Cleveland plans to expunge marijuana convictions en masse


Courtesy of Jake Zuckerman/

Mayor Justin Bibb (left) and City Council President Blaine Griffin (right) carry court motions on April 6, 2022 in their first failed attempt to expunge marijuana convictions and charges.

Shreyas Banerjee, Executive Editor

Cleveland may soon be making strides towards cannabis policy reform by expunging convictions related to misdemeanor marijuana cases. 

Mayor Justin Bibb came into office promising to reform the city’s approach to criminal justice, primarily when it came to drug-related charges. While marijuana has been decriminalized in the city of Cleveland since 2020, with fines and jail time being eliminated for individuals carrying up to 200 grams of marijuana, thousands of Clevelanders remain who have been charged with marijuana-related crimes prior to 2020 and hundreds of those who were mistakenly charged by city prosecutors. Marijuana remains illegal in the state of Ohio except for medical usage so prosecutors are still able to technically supersede city law and charge individuals for marijuana usage, leading to the discrepancy. To honor the spirit of the city’s decriminalization, Bibb moved to expunge over 4,000 convictions for misdemeanor marijuana cases in April 2022, with the cases being affected dating back to 2017. However the mayor’s plan hit a snag as Ohio state law did not allow the city to file a motion clearing charges from the records of residents unilaterally, with individuals instead having to be the ones to initiate the expungement by filing their own motion. In the months since Bibb’s motion was blocked, the city has been trying to provide information to eligible residents to have their marijuana charges expunged or sealed via the Cleveland Municipal Court, but this remained a stop-gap solution.

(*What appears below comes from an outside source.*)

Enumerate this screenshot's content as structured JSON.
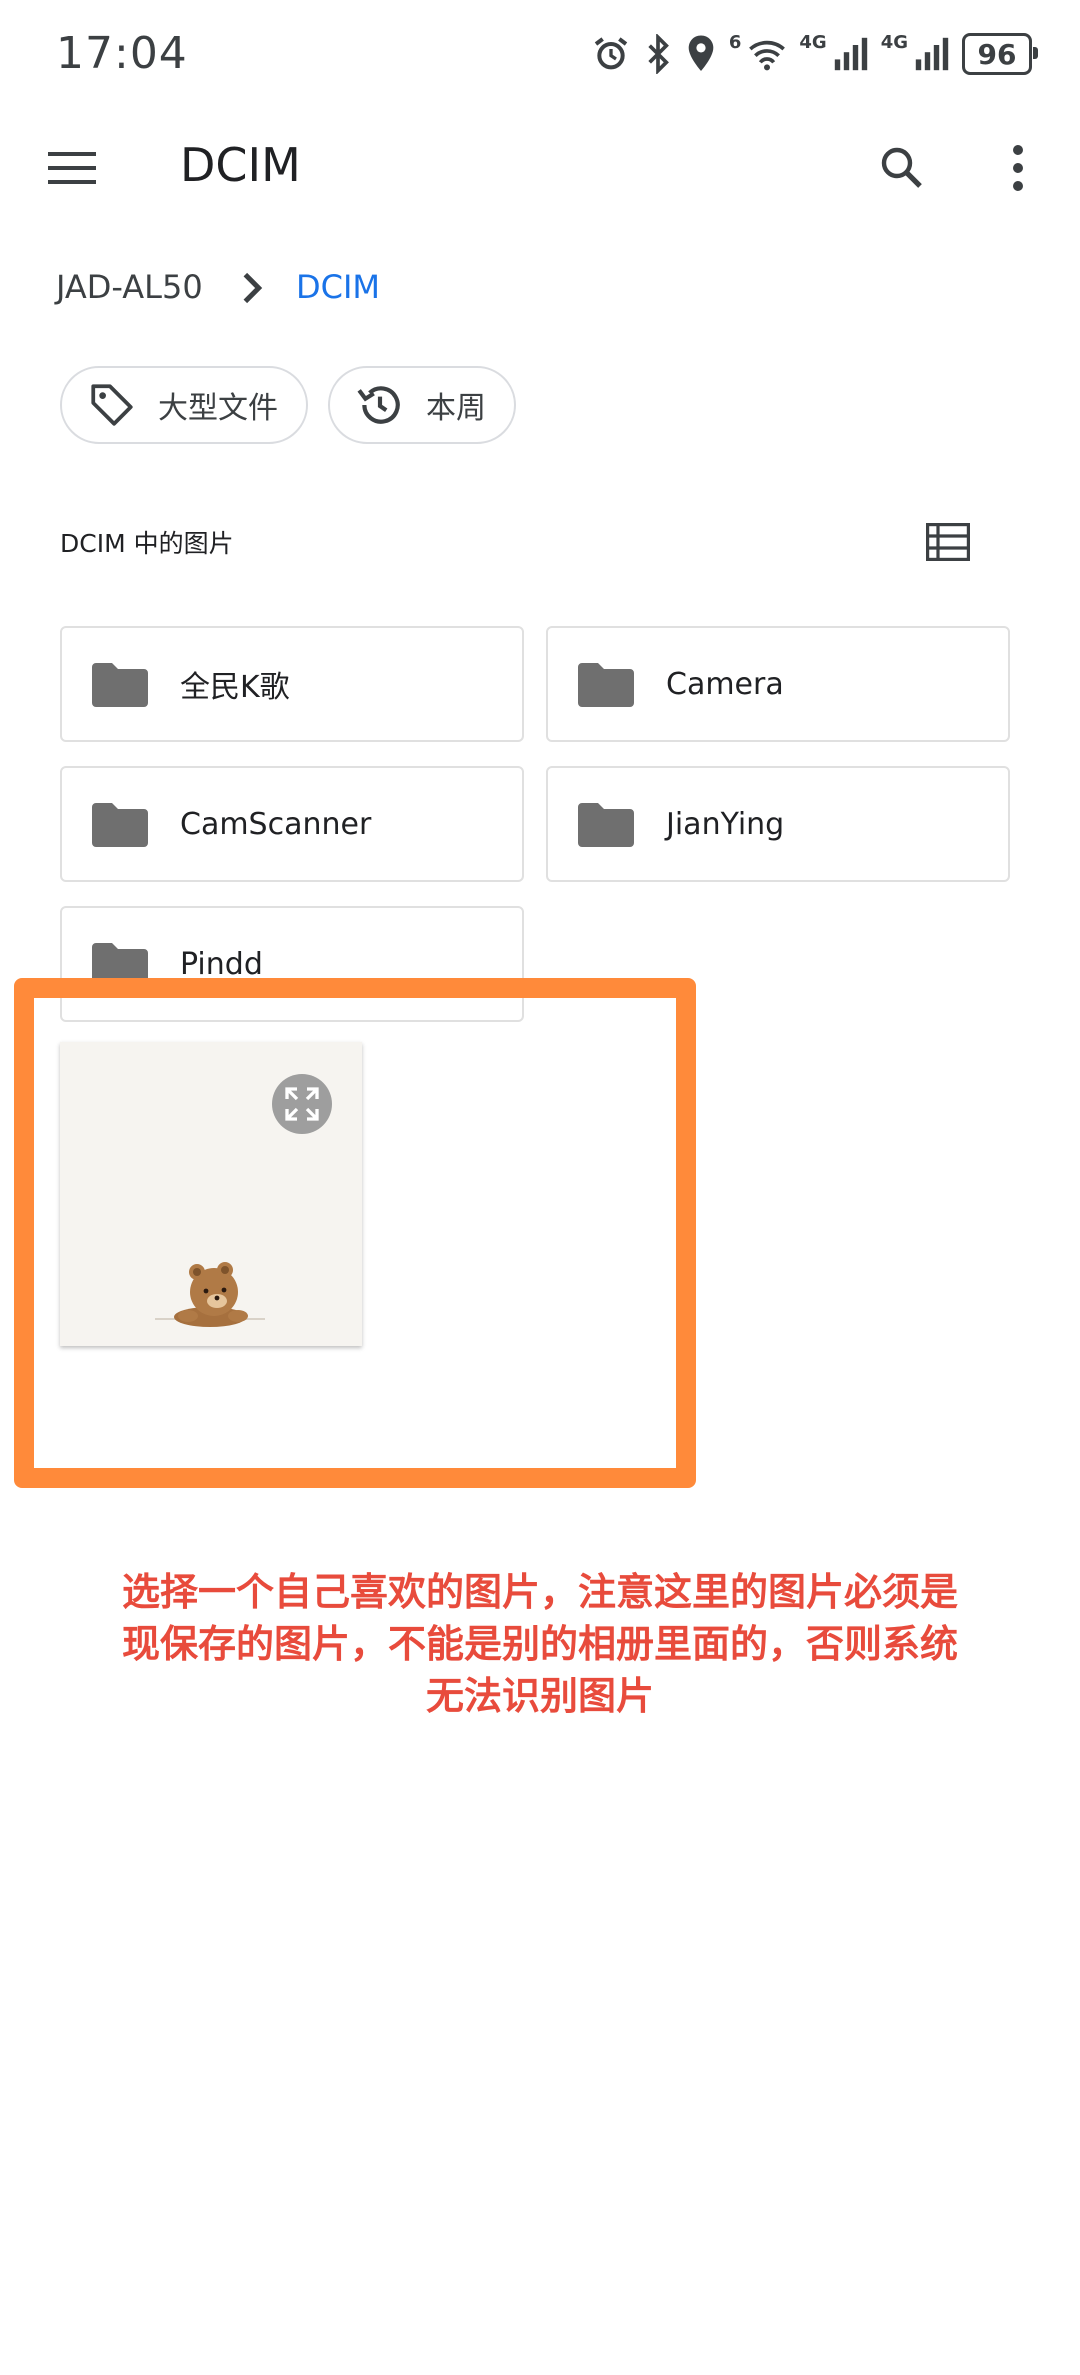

Now, however, the city of Cleveland intends to try again following the passage of Ohio Senate Bill 288, which was signed into law by Ohio Gov. Mike DeWine on Jan. 3. An amendment to the bill now allows prosecutors to initiate the process of sealing or expungement of fourth-degree or minor misdemeanor drug charges rather than requiring defendants to do so. With the law going into effect in April, the city will be able to try again to process and expunge the convictions in question.

The amendment came about due to lobbying by the Bibb administration for changes to state law regarding drug charges. While the Ohio state legislature is controlled by Republican supermajorities and Bibb is a Democrat, Bibb was able to work with state legislators on this issue, even if other policy conflicts surrounding issues like gun control and taxation remain between the deeply Democratic city and the increasingly Republican state.

“I think Republicans recognize the economic consequences,” Bibb said. “If folks can’t get a job or start a business, it doesn’t make us a competitive state long-term.”

Once the city moves to expunge or seal the convictions, it may still take time to completely settle as defendants must consent to having their charges revoked and judges must still approve each expungement individually, allowing them to factor in other charges the defendant may have and the city government’s case to wipe away the convictions.

“We’re going to go through a very deliberative process to get this done right,” Bibb said.